    All that aside, what you’re saying about the Lego Movie game does sound pretty cool. The clash between ‘natural’ environments and Lego is definitely strange, but Tt do a pretty good job of bringing it all together.

    1. Shaun Avatar

      Oh god, I can’t even click the Reply button correctly on my own bloody website.

    2. Beechbone Avatar

      It’s funny that you mention Tom Francis, because his tutorials are exactly what convinced me to dive into it. I previously tried similar software, mostly Stencyl, but ended up being lost or frustrated. With GameMaker I finally feel like I’m making progress. It’s sometimes hard to wrap my head around some stuff but that’s just me being resistant to all things programming. All in all, it’s a good tool and GML is not as obscure as some more advanced languages, and since it’s so popular, it’s easier to get help with it. And yeah, you should probably stick with what you do currently. Being persistent and committed to one thing at a time is one of the hardest issues to overcome for me. I know that if I start something else, everything is going to collapse.

      1. Shaun Avatar

        One thing I really like about GameMaker is the way its logic snaps together in blocks. It’s slow going to find the bits you want and put them together, but in terms of introducing and cementing the logic of programming for non-programmers it’s really great. Unreal has something a little similar in its Blueprint/Event Graph system, but it’s… well, it’s a lot less intuitive and friendly to non-programmers (hi!).

        1. Beechbone Avatar

          FYI, if you would eventually like to fiddle with GameMaker, there’s a pretty sweet deal going on right now for the Pro version. It’s a part of weekly Humble Bundle, and you can get it as low as $6. I don’t want to sound like advertising anything here but it’s not often that GM goes for so low.

          1. Shaun Avatar

            I’m pretty tempted by this bundle if only because it includes the source code for various games. I’d be very keen to poke around the innards of Death Ray Manta, for example.

  3. Walker Avatar

    I spent the last third of August playing Shadowrun: Hong Kong. It’s very much more of the same as Dragonfall (being just about identical structurally), but if you like that sort of thing, it’s the sort of thing you’ll like. I do.
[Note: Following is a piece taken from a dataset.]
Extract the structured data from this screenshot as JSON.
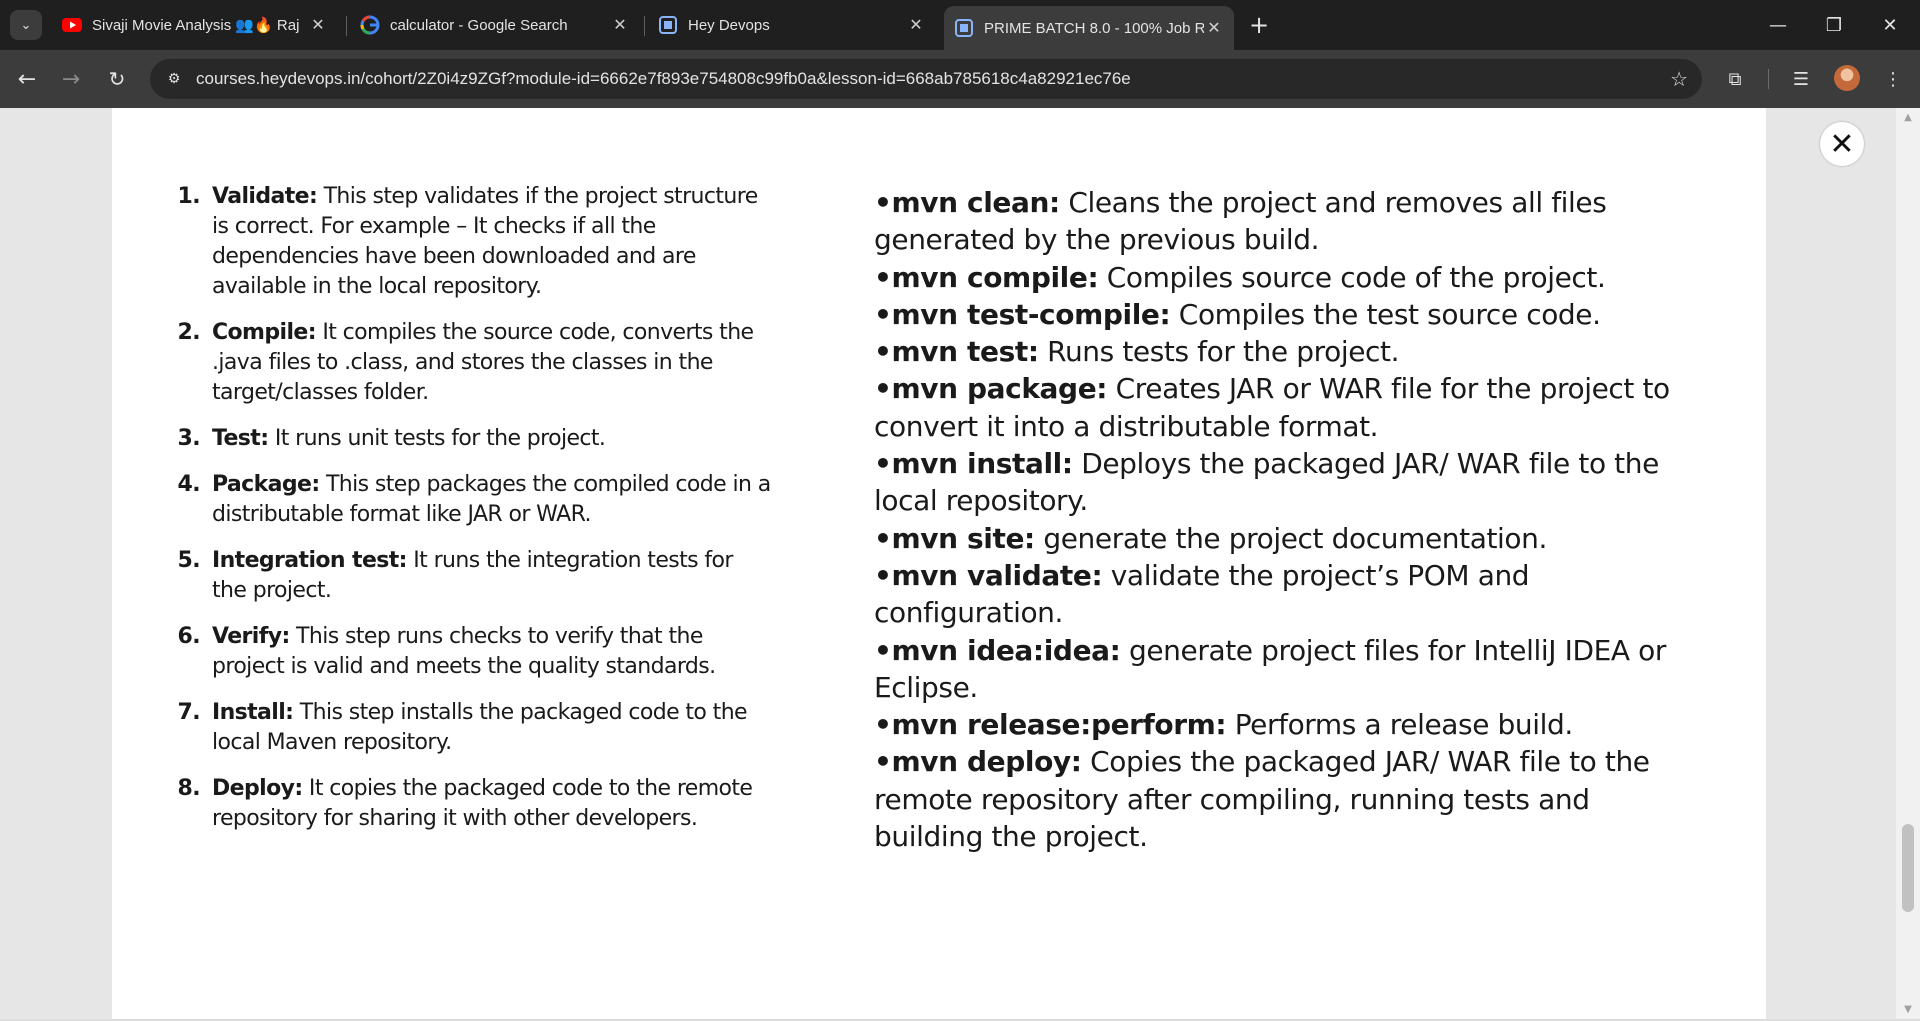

  4. […] however, the closer I came to getting on board with the heart of the criticism I mentioned last month: that the city does not alter in response to your actions, and the impression you leave upon it […]